Published on 05 July 2017
Europe's first 3D printed building
With the completion of the preliminary design and detailed artists’ impressions, Europe’s first 3D printed building has come several steps closer to becoming a reality. Plans for a new conference venue, De Vergaderfabriek in Teuge (Gelderland), have now reached a crucial phase. “In recent months we succeeded in translating the draft design into something which can actually be 3D printed,” explains project manager Hugo Jager of the firm Revelating. “The printed concrete will have both a structural and an aesthetic function. The progress made so far is crucial to the test phase, and will also form the basis of the final design and the permit applications, which will be submitted in August.”
“This is a fine example of co-creation and demonstrates the value of multidisciplinary teamwork,” Jager continues. “We are all extremely happy with the result, not least Marjo and Arvid Prigge of De Slaapfabriek in Teuge, who came up with the idea. We are also extremely proud of what we have accomplished by working together.” The consortium responsible for the project is made up of the leading companies in the Dutch 3D printing and construction industry: The Form Foundation, Witteveen+Bos, CyBe, Van Wijnen, Engie, Revelating, Elma Media, Lexence Advocaten, De Slaapfabriek and Centre4Moods. The consortium can also call on the support of Eindhoven University of Technology and the Cleantech Regio innovation platform.
3D printing in concrete is an extremely recent innovation and there are very few examples of its practical application worldwide.

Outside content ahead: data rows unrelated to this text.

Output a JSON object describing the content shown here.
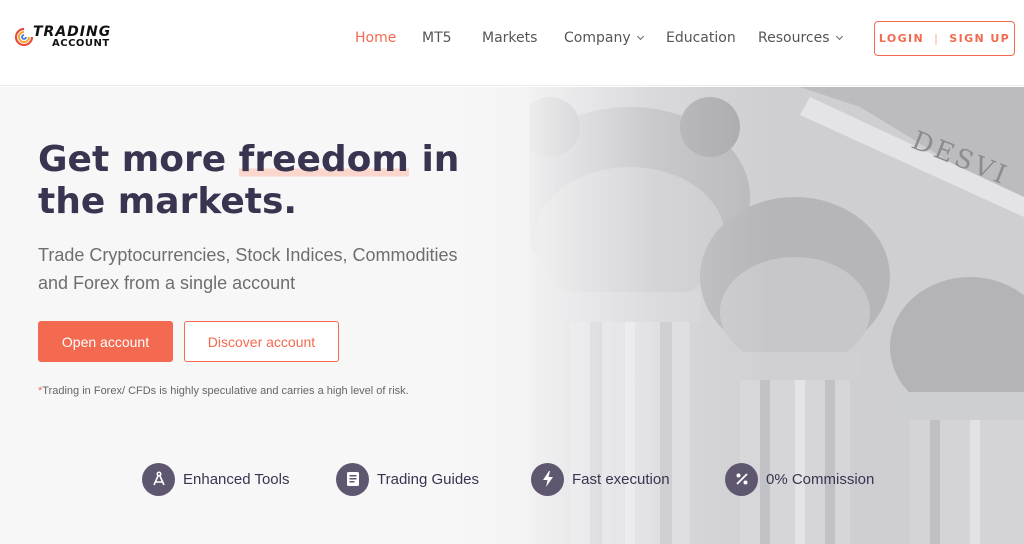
{
  "logo": {
    "line1": "TRADING",
    "line2": "ACCOUNT"
  },
  "nav": {
    "items": [
      {
        "label": "Home",
        "active": true
      },
      {
        "label": "MT5"
      },
      {
        "label": "Markets"
      },
      {
        "label": "Company",
        "dropdown": true
      },
      {
        "label": "Education"
      },
      {
        "label": "Resources",
        "dropdown": true
      }
    ],
    "login": "LOGIN",
    "separator": "|",
    "signup": "SIGN UP"
  },
  "hero": {
    "headline_pre": "Get more ",
    "headline_highlight": "freedom",
    "headline_post": " in the markets.",
    "subtitle": "Trade Cryptocurrencies, Stock Indices, Commodities and Forex from a single account",
    "primary_button": "Open account",
    "secondary_button": "Discover account",
    "risk_star": "*",
    "risk_text": "Trading in Forex/ CFDs is highly speculative and carries a high level of risk."
  },
  "features": [
    {
      "label": "Enhanced Tools",
      "icon": "compass-tools-icon"
    },
    {
      "label": "Trading Guides",
      "icon": "guide-book-icon"
    },
    {
      "label": "Fast execution",
      "icon": "lightning-icon"
    },
    {
      "label": "0% Commission",
      "icon": "percent-icon"
    }
  ],
  "colors": {
    "accent": "#f36a50",
    "heading": "#3a3451",
    "icon_bg": "#5f566f",
    "highlight": "#fbd6cd"
  }
}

The structure planned for Teuge will be unique in every respect: never before have rounded elements been printed out in concrete. As architect Pim van Wylick of The Form Foundation explains, ‘De Vergaderfabriek will comprise a multifunctional, circular area which breaks from the tradition of orthogonal – rectangular – design. It will be a truly three-dimensional building notable for its complex but flowing form, and one which would be difficult or even impossible to create using traditional construction methods.”

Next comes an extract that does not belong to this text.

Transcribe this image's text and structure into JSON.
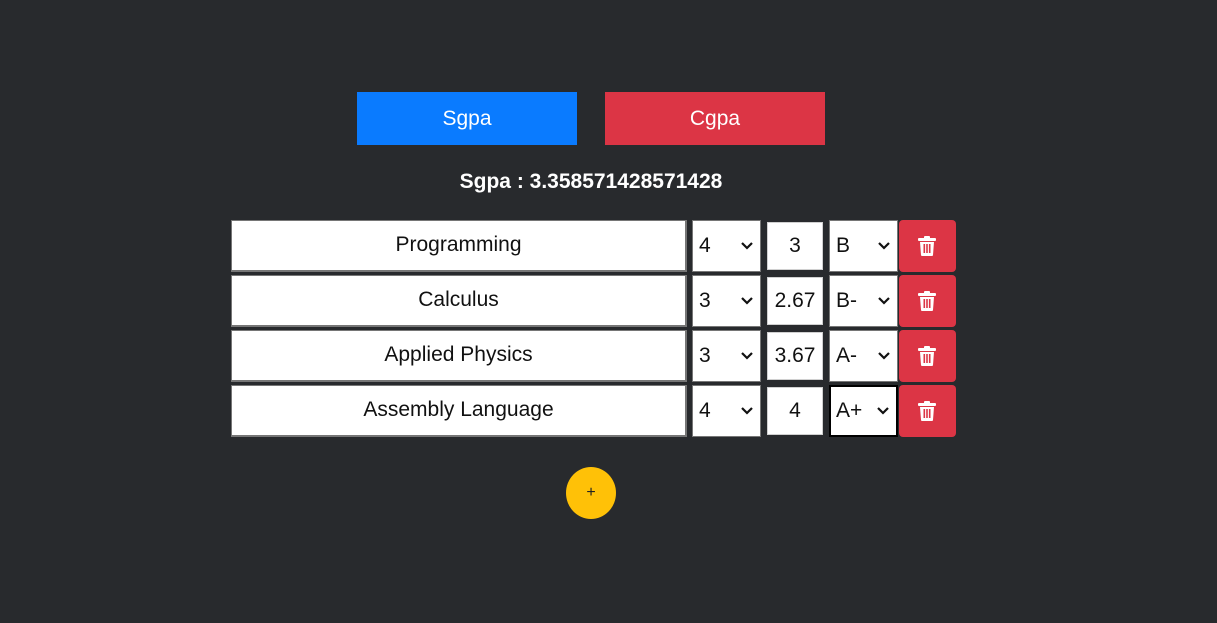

The completion of the preliminary design marked the culmination of a period of intensive collaboration during which the partners held a number of multidisciplinary ‘scrum’ sessions. Experts in diverse fields discussed the new processes and production methods that will be required, identifying the relevant risks and eventually integrating their findings to form a holistic design. “Most of the main structure of the building will be 3D printed in concrete,” Pim van Wylick explains. “The advantage is that the extremely complex design can be realized in a very short period and with great accuracy. The material requirement will be lower since we will only print the concrete where it is actually needed. Sections of the roof will be pre-fabricated by robots, which means that much of the building can be produced directly from the digital (computer) model. The hybrid structure comprises unique elements which can be produced by automated technology and assembled on site. In this respect, the building is a showcase not only for 3D printing, but for a holistic approach and an automated design-and-construction process in which all disciplines, project phases and responsibilities are seamlessly interwoven.”
De Vergaderfabriek is the brainchild of De Slaapfabriek in Teuge and the startup Centre4moods. Compared to traditional construction methods, 3D printing will reduce CO2 emissions by 40% and waste flows by some 75%. As a result, the building will be entirely carbon neutral. Moreover, De Slaapfabriek is to introduce an entirely new concept for meetings and training sessions based on ‘total immersion’. The iconic and sustainable building will have huge video screens covering entire walls, combined with surround sound, smells and interactive sensors to support virtual reality experiences. A building that really makes a difference!
See also: www.3dprintedbuilding.eu